We live in a world where much of our lives, whether it be personal or professional, resides online. We make purchases, do our banking, share parts of our personal lives and plan social events through the digital world. While we increasingly rely more and more on the internet and other digital networks, we need to assess the risks that come along with the conveniences.
A lot of the information that we put into the internet automatically opens us for the possibility of an online attack. These hackers may be tracking small things from the items you purchase to ultimately trying to steal your identity. We need to be diligent in our attempt to prevent these attacks. This year, some of our clients have personally experienced the filing of false unemployment claims and then perhaps the filing of a fraudulent income tax return.
Here is a quick list of items that you can easily review to help fortify your digital security:
- Keep all software up to date – With your phones and computers you should be able to turn on automatic updates and that is the best way to ensure that updates are complete.
- Use anti-virus protection – Again, keep this up to date.
- Use strong passwords – Do not use the same password for multiple sites. Reset or change passwords once a year. Consider using a password manager.

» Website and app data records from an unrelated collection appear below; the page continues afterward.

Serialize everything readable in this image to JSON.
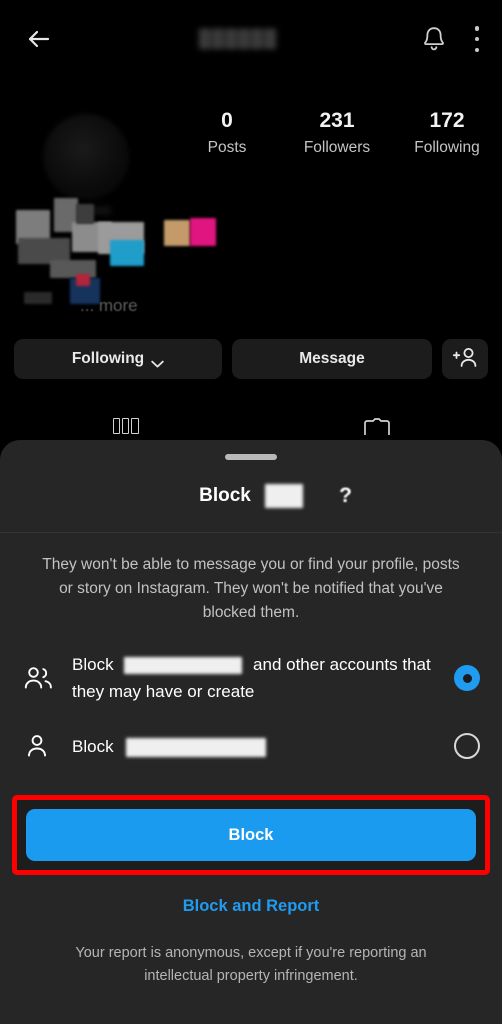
{
  "profile": {
    "topbar": {
      "back_icon": "arrow-left-icon",
      "username_redacted": "██████",
      "bell_icon": "bell-icon",
      "menu_icon": "overflow-menu-icon"
    },
    "stats": [
      {
        "value": "0",
        "label": "Posts"
      },
      {
        "value": "231",
        "label": "Followers"
      },
      {
        "value": "172",
        "label": "Following"
      }
    ],
    "bio_more": "... more",
    "actions": {
      "following_label": "Following",
      "message_label": "Message",
      "add_user_icon": "add-person-icon"
    },
    "tabs": [
      {
        "icon": "grid-tab-icon"
      },
      {
        "icon": "tagged-tab-icon"
      }
    ]
  },
  "sheet": {
    "title": "Block",
    "title_username_redacted": "",
    "help_icon": "question-mark-icon",
    "description": "They won't be able to message you or find your profile, posts or story on Instagram. They won't be notified that you've blocked them.",
    "options": [
      {
        "icon": "two-people-icon",
        "text_before": "Block",
        "text_after": "and other accounts that they may have or create",
        "selected": true
      },
      {
        "icon": "single-person-icon",
        "text_before": "Block",
        "text_after": "",
        "selected": false
      }
    ],
    "primary_button": "Block",
    "secondary_link": "Block and Report",
    "footnote": "Your report is anonymous, except if you're reporting an intellectual property infringement."
  },
  "colors": {
    "accent_blue": "#1a9bf0",
    "link_blue": "#1f9bf0",
    "highlight_red": "#ff0000",
    "sheet_bg": "#262626",
    "page_bg": "#000000"
  }
}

- Use two factor or multi factor authentication (if possible) – More websites are offering this, sometimes it can be a text to your cell phone, answering specific questions or an additional password. Despite the hassle of answering security questions, the added security and peace of mind is worth it.
- Learn about phishing scams – Be suspicious of emails, phone calls, and flyers. Bottom line, don’t open emails from people you don’t know. Hover over the top of the name of the sender or link to determine where the email is actually coming from. Looking at the grammar can sometimes be an easy red flag.
- Limit the amount of information that you put into the internet i.e. name, address, phone – be cautious about social media and review your privacy settings.
- Review and verbally confirm all disbursement request details thoroughly before providing your approval, especially when sending funds to another country. Never trust wire instructions received via e-mail without verbal confirmation.
- Keep mobile devices secure – Create a password, do not make it the same other passwords especially a bank or credit card password. Know what kind of apps you are installing and what sort of information they track and have access too. Consider loading a find my device app on the phone in case it gets lost. Use touch ID or facial ID. Consider turning off your location data.
- Backup data regularly on both computers and phones.
- Turn off Bluetooth when it is not in use and do not use public Wi-Fi.
- Review online accounts and credit reports on a regular basis.
- Cover web cams or laptop cameras when not in use.
- Complete an annual review your own personal digital security.
What to do if you suspect a breach
- Call your respective account branches that you believe have been hacked so they can watch for suspicious activity and collaborate with you on other steps to take.
- If you have further questions, call Schaefer Financial Management at 303-770-6700 and we can assist you with the necessary steps to take.
Visit these sites for more information and best practices:
- StaySafeOnline.org: Review the STOP. THINK. CONNECT™ cybersecurity educational campaign.
- OnGuardOnline.gov: Focused on online security for kids, it includes a blog on current cyber trends.
- FDIC Consumer Assistance & Information.
- FBI Scams and Safety provides additional tips.